Dataset rows describing interfaces

□ □ □ □

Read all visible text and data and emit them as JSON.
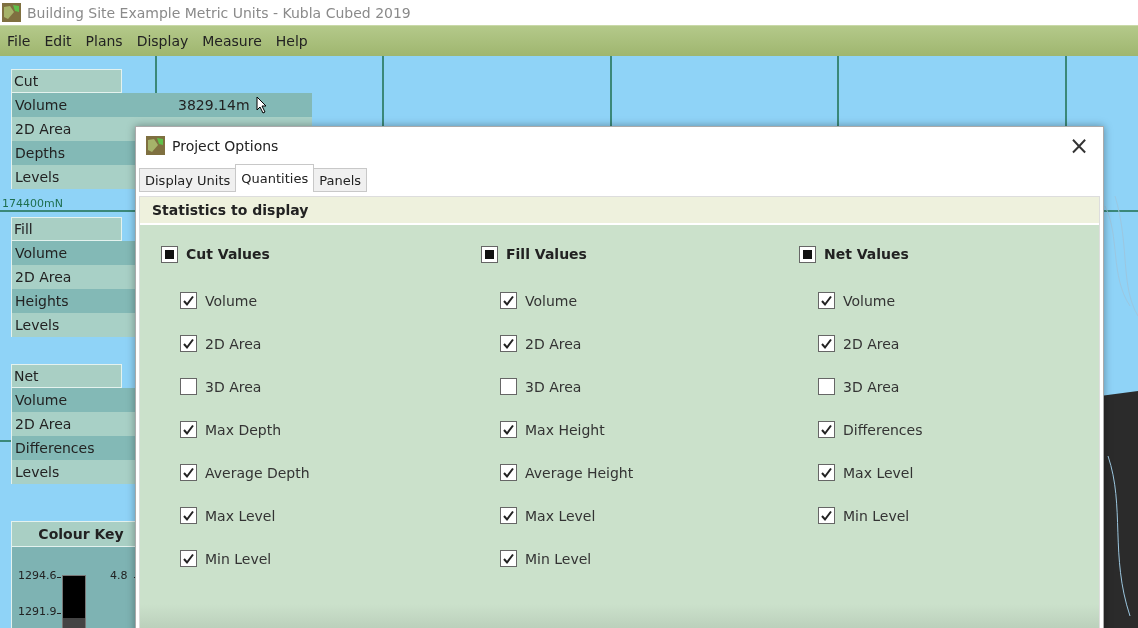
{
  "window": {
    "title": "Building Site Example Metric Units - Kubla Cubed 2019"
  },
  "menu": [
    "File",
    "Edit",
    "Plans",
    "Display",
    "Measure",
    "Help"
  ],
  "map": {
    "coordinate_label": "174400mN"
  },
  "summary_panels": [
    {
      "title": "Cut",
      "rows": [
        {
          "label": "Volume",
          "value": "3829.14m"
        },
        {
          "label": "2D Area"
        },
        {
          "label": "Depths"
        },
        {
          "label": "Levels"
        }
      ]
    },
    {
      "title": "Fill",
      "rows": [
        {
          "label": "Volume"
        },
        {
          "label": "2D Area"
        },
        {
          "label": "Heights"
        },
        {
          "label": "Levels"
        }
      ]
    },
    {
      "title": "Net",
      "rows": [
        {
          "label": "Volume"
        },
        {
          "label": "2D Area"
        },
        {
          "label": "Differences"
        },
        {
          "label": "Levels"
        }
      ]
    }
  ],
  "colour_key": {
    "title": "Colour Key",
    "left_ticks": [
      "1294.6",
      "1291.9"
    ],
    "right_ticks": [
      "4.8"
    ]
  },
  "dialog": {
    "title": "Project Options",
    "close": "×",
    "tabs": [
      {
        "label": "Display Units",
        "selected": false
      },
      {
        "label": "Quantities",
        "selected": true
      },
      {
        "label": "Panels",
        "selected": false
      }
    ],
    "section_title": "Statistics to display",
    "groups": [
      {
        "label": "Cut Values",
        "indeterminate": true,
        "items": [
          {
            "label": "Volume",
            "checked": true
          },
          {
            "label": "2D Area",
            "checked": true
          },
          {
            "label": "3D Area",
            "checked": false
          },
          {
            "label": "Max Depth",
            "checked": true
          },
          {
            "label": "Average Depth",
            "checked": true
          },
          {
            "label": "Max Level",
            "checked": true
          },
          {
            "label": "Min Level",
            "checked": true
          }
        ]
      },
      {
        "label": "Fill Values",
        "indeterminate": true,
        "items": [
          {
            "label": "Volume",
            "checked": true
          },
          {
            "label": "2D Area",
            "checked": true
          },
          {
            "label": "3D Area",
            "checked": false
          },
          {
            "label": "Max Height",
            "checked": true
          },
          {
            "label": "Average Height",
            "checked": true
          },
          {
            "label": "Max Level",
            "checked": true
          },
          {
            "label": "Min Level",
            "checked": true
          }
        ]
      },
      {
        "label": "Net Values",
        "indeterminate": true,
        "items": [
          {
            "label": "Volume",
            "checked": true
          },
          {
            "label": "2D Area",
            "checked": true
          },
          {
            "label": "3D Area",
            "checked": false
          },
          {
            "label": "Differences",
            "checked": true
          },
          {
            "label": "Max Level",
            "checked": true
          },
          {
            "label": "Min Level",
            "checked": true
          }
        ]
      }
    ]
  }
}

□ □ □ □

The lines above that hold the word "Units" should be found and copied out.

    "title": "Building Site Example Metric Units - Kubla Cubed 2019"
        "label": "Display Units",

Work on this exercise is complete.